NATIONAL BUREAU OF ECONOMIC RESEARCH
NATIONAL BUREAU OF ECONOMIC RESEARCH

Altruism, Rivalry and Crowding-Out in the Nonprofit Firm's Supply of Charity Services: The Case of Hospitals

Richard G. Frank, David S. Salkever

NBER Working Paper No. 2753 (Also Reprint No. r1665)
Issued in October 1988
NBER Program(s):   HE

This paper extends previous research on Individuals' supply of charitable donations to the behavior of nonprofit firms. Specifically, we study provision of charity care by private, nonprofit hospitals. We demonstrate that In the absence of large positive income effects on charity care supply, convex preferences for the nonprofit hospital imply crowding out by other private or government hospitals. Extending our model to include patient heterogeneity and impure altruism (rivalry) provides a possible explanation for the previously reported empirical result that both crowding out and income effects on indigent care supply are often weak or insignificant. Empirical analysis of data for hospitals in Maryland provides strong evidence of rivalry on the supply of outpatient plus inpatient charity care, but not when the analysis is confined to inpatient care.

download in pdf format
   (291 K)

download in djvu format
   (195 K)

email paper
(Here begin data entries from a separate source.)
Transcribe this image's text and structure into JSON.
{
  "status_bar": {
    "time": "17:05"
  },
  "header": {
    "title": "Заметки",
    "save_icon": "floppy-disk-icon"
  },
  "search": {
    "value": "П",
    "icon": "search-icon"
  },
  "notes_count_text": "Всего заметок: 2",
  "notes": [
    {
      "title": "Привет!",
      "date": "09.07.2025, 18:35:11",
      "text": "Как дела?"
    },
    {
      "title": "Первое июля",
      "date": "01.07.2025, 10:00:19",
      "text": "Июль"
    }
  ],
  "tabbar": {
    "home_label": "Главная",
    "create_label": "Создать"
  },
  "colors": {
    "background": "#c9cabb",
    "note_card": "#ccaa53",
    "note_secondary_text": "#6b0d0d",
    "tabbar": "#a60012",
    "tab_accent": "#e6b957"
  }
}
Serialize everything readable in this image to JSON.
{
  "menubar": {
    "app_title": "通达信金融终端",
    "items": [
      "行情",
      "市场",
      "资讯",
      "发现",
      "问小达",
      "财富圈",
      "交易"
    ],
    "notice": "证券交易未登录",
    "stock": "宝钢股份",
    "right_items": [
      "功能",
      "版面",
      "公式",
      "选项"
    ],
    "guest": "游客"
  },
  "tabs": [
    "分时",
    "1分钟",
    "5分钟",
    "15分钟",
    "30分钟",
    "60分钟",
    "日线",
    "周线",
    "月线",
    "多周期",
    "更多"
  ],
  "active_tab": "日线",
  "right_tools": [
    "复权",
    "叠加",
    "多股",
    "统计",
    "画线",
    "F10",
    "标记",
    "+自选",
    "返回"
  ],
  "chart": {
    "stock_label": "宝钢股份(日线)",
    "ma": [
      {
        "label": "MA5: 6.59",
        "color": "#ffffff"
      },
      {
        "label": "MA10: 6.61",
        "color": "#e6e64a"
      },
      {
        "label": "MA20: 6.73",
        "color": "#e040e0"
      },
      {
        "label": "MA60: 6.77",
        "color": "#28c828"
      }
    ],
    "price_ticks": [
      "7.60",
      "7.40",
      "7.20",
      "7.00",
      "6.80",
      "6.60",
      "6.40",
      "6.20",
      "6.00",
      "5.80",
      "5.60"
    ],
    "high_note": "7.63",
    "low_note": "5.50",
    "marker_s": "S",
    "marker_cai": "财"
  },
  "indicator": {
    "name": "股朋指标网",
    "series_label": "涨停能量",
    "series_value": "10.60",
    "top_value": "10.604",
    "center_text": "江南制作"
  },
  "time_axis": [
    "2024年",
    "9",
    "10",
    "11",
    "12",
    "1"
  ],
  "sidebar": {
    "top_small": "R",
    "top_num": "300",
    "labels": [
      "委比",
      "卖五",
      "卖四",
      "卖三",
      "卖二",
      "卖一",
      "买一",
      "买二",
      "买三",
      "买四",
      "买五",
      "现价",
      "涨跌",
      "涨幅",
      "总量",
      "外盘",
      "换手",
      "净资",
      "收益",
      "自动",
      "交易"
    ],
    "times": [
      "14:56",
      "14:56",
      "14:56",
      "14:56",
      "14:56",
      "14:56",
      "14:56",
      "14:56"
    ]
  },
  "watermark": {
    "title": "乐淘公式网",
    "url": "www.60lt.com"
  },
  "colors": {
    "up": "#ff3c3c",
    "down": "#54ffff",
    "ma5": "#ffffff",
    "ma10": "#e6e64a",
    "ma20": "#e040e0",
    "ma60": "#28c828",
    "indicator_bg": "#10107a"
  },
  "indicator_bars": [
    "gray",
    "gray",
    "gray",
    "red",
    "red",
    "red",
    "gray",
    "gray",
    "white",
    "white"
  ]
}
The NBER Bulletin on Aging and Health provides summaries of publications like this.  You can sign up to receive the NBER Bulletin on Aging and Health by email.

This paper is available as PDF (291 K) or DjVu (195 K) (Download viewer) or via email.

Machine-readable bibliographic record - MARC, RIS, BibTeX

Document Object Identifier (DOI): 10.3386/w2753

Published: "The Supply of Charity Services by Nonprofit Hospitals: Motives and Market Structure." From Rand Journal of Economics, Vol. 22, No. 3, pp. 430-445, ( Autumn 1991).

Users who downloaded this paper also downloaded these:
Heutel w15004 Crowding Out and Crowding In of Private Donations and Government Grants
Malani, Philipson, and David Theories of Firm Behavior in the Nonprofit Sector. A Synthesis and Empirical Evaluation
Amiti and Wei Does Service Offshoring Lead to Job Losses? Evidence from the United States
Welsum and Reif We Can Work It Out: The Globalization of ICT-Enabled Services
Horwitz and Nichols w13246 What Do Nonprofits Maximize? Nonprofit Hospital Service Provision and Market Ownership Mix
 
Publications
Activities
Meetings
NBER Videos
Data
People
About

Support
National Bureau of Economic Research, 1050 Massachusetts Ave., Cambridge, MA 02138; 617-868-3900; email: info@nber.org

Contact Us